▸ **GOAL OF THE EXERCISE**
What is needed is an exact copy of the records below, with the pictures left out.

▸ **MATERIAL TO PROCESS**
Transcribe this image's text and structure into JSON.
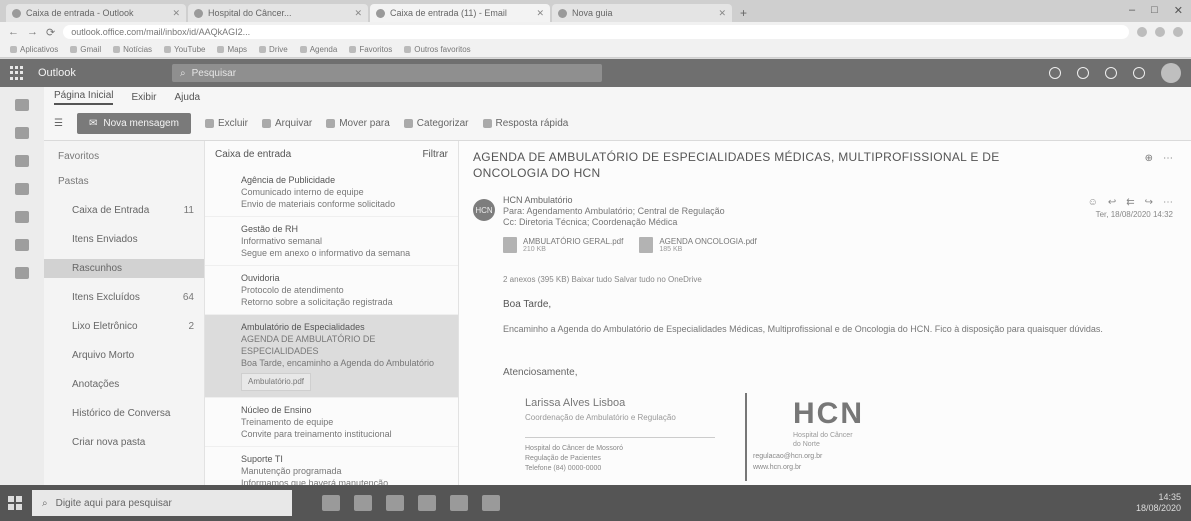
{
  "browser": {
    "tabs": [
      {
        "title": "Caixa de entrada - Outlook"
      },
      {
        "title": "Hospital do Câncer..."
      },
      {
        "title": "Caixa de entrada (11) - Email"
      },
      {
        "title": "Nova guia"
      }
    ],
    "new_tab": "+",
    "window_controls": [
      "–",
      "□",
      "✕"
    ],
    "nav": {
      "back": "←",
      "forward": "→",
      "reload": "⟳"
    },
    "url": "outlook.office.com/mail/inbox/id/AAQkAGI2..."
  },
  "bookmarks": [
    "Aplicativos",
    "Gmail",
    "Notícias",
    "YouTube",
    "Maps",
    "Drive",
    "Agenda",
    "Favoritos",
    "Outros favoritos"
  ],
  "app": {
    "name": "Outlook",
    "search_placeholder": "Pesquisar"
  },
  "ribbon": {
    "tabs": [
      "Página Inicial",
      "Exibir",
      "Ajuda"
    ],
    "new_message": "Nova mensagem",
    "buttons": [
      "Excluir",
      "Arquivar",
      "Mover para",
      "Categorizar",
      "Resposta rápida"
    ]
  },
  "folders": {
    "favorites_label": "Favoritos",
    "folders_label": "Pastas",
    "items": [
      {
        "name": "Caixa de Entrada",
        "count": "11"
      },
      {
        "name": "Itens Enviados",
        "count": ""
      },
      {
        "name": "Rascunhos",
        "count": ""
      },
      {
        "name": "Itens Excluídos",
        "count": "64"
      },
      {
        "name": "Lixo Eletrônico",
        "count": "2"
      },
      {
        "name": "Arquivo Morto",
        "count": ""
      },
      {
        "name": "Anotações",
        "count": ""
      },
      {
        "name": "Histórico de Conversa",
        "count": ""
      }
    ],
    "new_folder": "Criar nova pasta"
  },
  "list": {
    "header": "Caixa de entrada",
    "filter": "Filtrar",
    "messages": [
      {
        "from": "Agência de Publicidade",
        "subject": "Comunicado interno de equipe",
        "preview": "Envio de materiais conforme solicitado"
      },
      {
        "from": "Gestão de RH",
        "subject": "Informativo semanal",
        "preview": "Segue em anexo o informativo da semana"
      },
      {
        "from": "Ouvidoria",
        "subject": "Protocolo de atendimento",
        "preview": "Retorno sobre a solicitação registrada"
      },
      {
        "from": "Ambulatório de Especialidades",
        "subject": "AGENDA DE AMBULATÓRIO DE ESPECIALIDADES",
        "preview": "Boa Tarde, encaminho a Agenda do Ambulatório",
        "attachment": "Ambulatório.pdf"
      },
      {
        "from": "Núcleo de Ensino",
        "subject": "Treinamento de equipe",
        "preview": "Convite para treinamento institucional"
      },
      {
        "from": "Suporte TI",
        "subject": "Manutenção programada",
        "preview": "Informamos que haverá manutenção"
      }
    ]
  },
  "email": {
    "subject": "AGENDA DE AMBULATÓRIO DE ESPECIALIDADES MÉDICAS, MULTIPROFISSIONAL E DE ONCOLOGIA DO HCN",
    "sender_initials": "HCN",
    "sender_name": "HCN Ambulatório",
    "to_line": "Para: Agendamento Ambulatório; Central de Regulação",
    "cc_line": "Cc: Diretoria Técnica; Coordenação Médica",
    "date": "Ter, 18/08/2020 14:32",
    "attachments": [
      {
        "name": "AMBULATÓRIO GERAL.pdf",
        "size": "210 KB"
      },
      {
        "name": "AGENDA ONCOLOGIA.pdf",
        "size": "185 KB"
      }
    ],
    "download_all": "2 anexos (395 KB)  Baixar tudo  Salvar tudo no OneDrive",
    "greeting": "Boa Tarde,",
    "body": "Encaminho a Agenda do Ambulatório de Especialidades Médicas, Multiprofissional e de Oncologia do HCN. Fico à disposição para quaisquer dúvidas.",
    "closing": "Atenciosamente,",
    "sig_name": "Larissa Alves Lisboa",
    "sig_role": "Coordenação de Ambulatório e Regulação",
    "sig_details": [
      "Hospital do Câncer de Mossoró",
      "Regulação de Pacientes",
      "Telefone (84) 0000-0000"
    ],
    "logo_text": "HCN",
    "logo_sub": [
      "Hospital do Câncer",
      "do Norte"
    ],
    "contact": [
      "regulacao@hcn.org.br",
      "www.hcn.org.br"
    ]
  },
  "taskbar": {
    "search_placeholder": "Digite aqui para pesquisar",
    "time": "14:35",
    "date": "18/08/2020"
  }
}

▸ **YOUR RESPONSE**
Transcribe this image's text and structure into JSON.
{
  "browser": {
    "tabs": [
      {
        "title": "Caixa de entrada - Outlook"
      },
      {
        "title": "Hospital do Câncer..."
      },
      {
        "title": "Caixa de entrada (11) - Email"
      },
      {
        "title": "Nova guia"
      }
    ],
    "new_tab": "+",
    "window_controls": [
      "–",
      "□",
      "✕"
    ],
    "nav": {
      "back": "←",
      "forward": "→",
      "reload": "⟳"
    },
    "url": "outlook.office.com/mail/inbox/id/AAQkAGI2..."
  },
  "bookmarks": [
    "Aplicativos",
    "Gmail",
    "Notícias",
    "YouTube",
    "Maps",
    "Drive",
    "Agenda",
    "Favoritos",
    "Outros favoritos"
  ],
  "app": {
    "name": "Outlook",
    "search_placeholder": "Pesquisar"
  },
  "ribbon": {
    "tabs": [
      "Página Inicial",
      "Exibir",
      "Ajuda"
    ],
    "new_message": "Nova mensagem",
    "buttons": [
      "Excluir",
      "Arquivar",
      "Mover para",
      "Categorizar",
      "Resposta rápida"
    ]
  },
  "folders": {
    "favorites_label": "Favoritos",
    "folders_label": "Pastas",
    "items": [
      {
        "name": "Caixa de Entrada",
        "count": "11"
      },
      {
        "name": "Itens Enviados",
        "count": ""
      },
      {
        "name": "Rascunhos",
        "count": ""
      },
      {
        "name": "Itens Excluídos",
        "count": "64"
      },
      {
        "name": "Lixo Eletrônico",
        "count": "2"
      },
      {
        "name": "Arquivo Morto",
        "count": ""
      },
      {
        "name": "Anotações",
        "count": ""
      },
      {
        "name": "Histórico de Conversa",
        "count": ""
      }
    ],
    "new_folder": "Criar nova pasta"
  },
  "list": {
    "header": "Caixa de entrada",
    "filter": "Filtrar",
    "messages": [
      {
        "from": "Agência de Publicidade",
        "subject": "Comunicado interno de equipe",
        "preview": "Envio de materiais conforme solicitado"
      },
      {
        "from": "Gestão de RH",
        "subject": "Informativo semanal",
        "preview": "Segue em anexo o informativo da semana"
      },
      {
        "from": "Ouvidoria",
        "subject": "Protocolo de atendimento",
        "preview": "Retorno sobre a solicitação registrada"
      },
      {
        "from": "Ambulatório de Especialidades",
        "subject": "AGENDA DE AMBULATÓRIO DE ESPECIALIDADES",
        "preview": "Boa Tarde, encaminho a Agenda do Ambulatório",
        "attachment": "Ambulatório.pdf"
      },
      {
        "from": "Núcleo de Ensino",
        "subject": "Treinamento de equipe",
        "preview": "Convite para treinamento institucional"
      },
      {
        "from": "Suporte TI",
        "subject": "Manutenção programada",
        "preview": "Informamos que haverá manutenção"
      }
    ]
  },
  "email": {
    "subject": "AGENDA DE AMBULATÓRIO DE ESPECIALIDADES MÉDICAS, MULTIPROFISSIONAL E DE ONCOLOGIA DO HCN",
    "sender_initials": "HCN",
    "sender_name": "HCN Ambulatório",
    "to_line": "Para: Agendamento Ambulatório; Central de Regulação",
    "cc_line": "Cc: Diretoria Técnica; Coordenação Médica",
    "date": "Ter, 18/08/2020 14:32",
    "attachments": [
      {
        "name": "AMBULATÓRIO GERAL.pdf",
        "size": "210 KB"
      },
      {
        "name": "AGENDA ONCOLOGIA.pdf",
        "size": "185 KB"
      }
    ],
    "download_all": "2 anexos (395 KB)  Baixar tudo  Salvar tudo no OneDrive",
    "greeting": "Boa Tarde,",
    "body": "Encaminho a Agenda do Ambulatório de Especialidades Médicas, Multiprofissional e de Oncologia do HCN. Fico à disposição para quaisquer dúvidas.",
    "closing": "Atenciosamente,",
    "sig_name": "Larissa Alves Lisboa",
    "sig_role": "Coordenação de Ambulatório e Regulação",
    "sig_details": [
      "Hospital do Câncer de Mossoró",
      "Regulação de Pacientes",
      "Telefone (84) 0000-0000"
    ],
    "logo_text": "HCN",
    "logo_sub": [
      "Hospital do Câncer",
      "do Norte"
    ],
    "contact": [
      "regulacao@hcn.org.br",
      "www.hcn.org.br"
    ]
  },
  "taskbar": {
    "search_placeholder": "Digite aqui para pesquisar",
    "time": "14:35",
    "date": "18/08/2020"
  }
}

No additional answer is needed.